Nigeria Food Security Outlook Update, February to September 2021


Poor macroeconomic conditions and high conflict drive Crisis (IPC Phase 3) or worse outcomes in 2021

Key Messages

  • The high levels of conflict in Northeast Nigeria limit the ongoing dry season harvest and agricultural labor activities. This, coupled with the expectation of limited purchasing power, is expected to drive persistent Crisis (IPC Phase 3) outcomes across much of the northeast. Households in hard-to-reach areas mainly have little to no food stocks and access food through wild foods. These households also face limited market access and are expected to face Emergency (IPC Phase 4). A risk of Famine (IPC Phase 5) persists, and Famine could occur in a worst-case scenario if there is a dramatic uptick or shift in conflict that limits access to typical food and income sources and humanitarian assistance for a prolonged period of time.

  • In northeastern areas where there is a concentration of IDP, humanitarian actors can generally access households and distribute assistance. Additionally, market and trade activities function somewhat better in these areas than adjacent inaccessible areas. As a result, Stressed! (IPC Phase 2!) outcomes are expected through at least May. Moreover, in urban areas of the northeast, particularly Maiduguri and its surrounding areas, household purchasing power is expected to be somewhat better and Stressed (IPC Phase 2) outcomes are anticipated through much of 2021.

  • Recent attacks in Marte and Dikwa LGAs of Borno State drove increased displacement and fatalities and significant declines in the engagement in livelihood activities among affected households. These attacks are of concern as some populations have been displaced multiple times in a short amount of time. Many conflict-affected households have relocated to neighboring areas, with others traveling to Maiduguri. Some of the most vulnerable populations, including many elderly, women, and children, likely remain in their areas of origin, with lower-than-normal access to typical food and income sources and humanitarian assistance.

  • Increasing levels of conflict relative to previous years are anticipated to disrupt typical livelihood activities in the Northwest, where most affected households are expected to remain reliant on markets for food. Income-earning opportunities such as petty trading, construction work, water vending, and agricultural labor will most likely remain below average, especially in areas where households are displaced.

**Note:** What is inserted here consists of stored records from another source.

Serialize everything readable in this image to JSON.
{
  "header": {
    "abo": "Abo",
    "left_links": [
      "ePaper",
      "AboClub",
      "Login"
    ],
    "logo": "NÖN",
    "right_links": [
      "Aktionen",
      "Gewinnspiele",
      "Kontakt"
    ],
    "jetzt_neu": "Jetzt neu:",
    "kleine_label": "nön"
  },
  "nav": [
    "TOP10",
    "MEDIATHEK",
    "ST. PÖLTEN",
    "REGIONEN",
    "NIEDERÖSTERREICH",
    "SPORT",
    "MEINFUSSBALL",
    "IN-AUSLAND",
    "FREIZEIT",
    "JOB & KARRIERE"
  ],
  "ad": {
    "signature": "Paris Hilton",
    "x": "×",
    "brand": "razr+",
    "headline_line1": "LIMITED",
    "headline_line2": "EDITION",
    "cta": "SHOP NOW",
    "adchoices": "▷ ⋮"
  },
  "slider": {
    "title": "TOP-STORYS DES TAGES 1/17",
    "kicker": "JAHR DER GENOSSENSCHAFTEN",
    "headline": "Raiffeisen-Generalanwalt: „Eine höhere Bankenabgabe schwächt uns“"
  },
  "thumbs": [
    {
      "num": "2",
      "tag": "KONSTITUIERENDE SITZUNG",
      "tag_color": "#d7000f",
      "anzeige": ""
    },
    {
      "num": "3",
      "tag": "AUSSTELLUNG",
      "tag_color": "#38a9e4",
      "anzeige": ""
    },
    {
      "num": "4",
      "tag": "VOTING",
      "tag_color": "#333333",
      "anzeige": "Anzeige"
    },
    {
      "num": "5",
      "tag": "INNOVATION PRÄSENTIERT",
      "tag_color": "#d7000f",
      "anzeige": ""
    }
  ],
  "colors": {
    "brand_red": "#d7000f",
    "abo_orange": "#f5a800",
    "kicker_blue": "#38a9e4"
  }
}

Food access is anticipated to remain low as staple food prices are expected to remain atypically high, driving Crisis (IPC Phase 3) throughout the scenario period in the worst conflict-affected areas.

  • Despite marginal crude oil price increases, poor economic conditions continue in Nigeria as foreign reserves remain low, and the annual inflation rate remains high, the highest since April 2017. The dry season harvest is expected to improve market supply slightly. Driven by the poor macroeconomic conditions and below-average 2020/21 harvest, staple food prices are significantly above average and are expected to remain high through at least late 2021. However, the high demand and low supply, in conflict-affected areas coupled with the poor macroeconomy, is expected to drive prices even higher.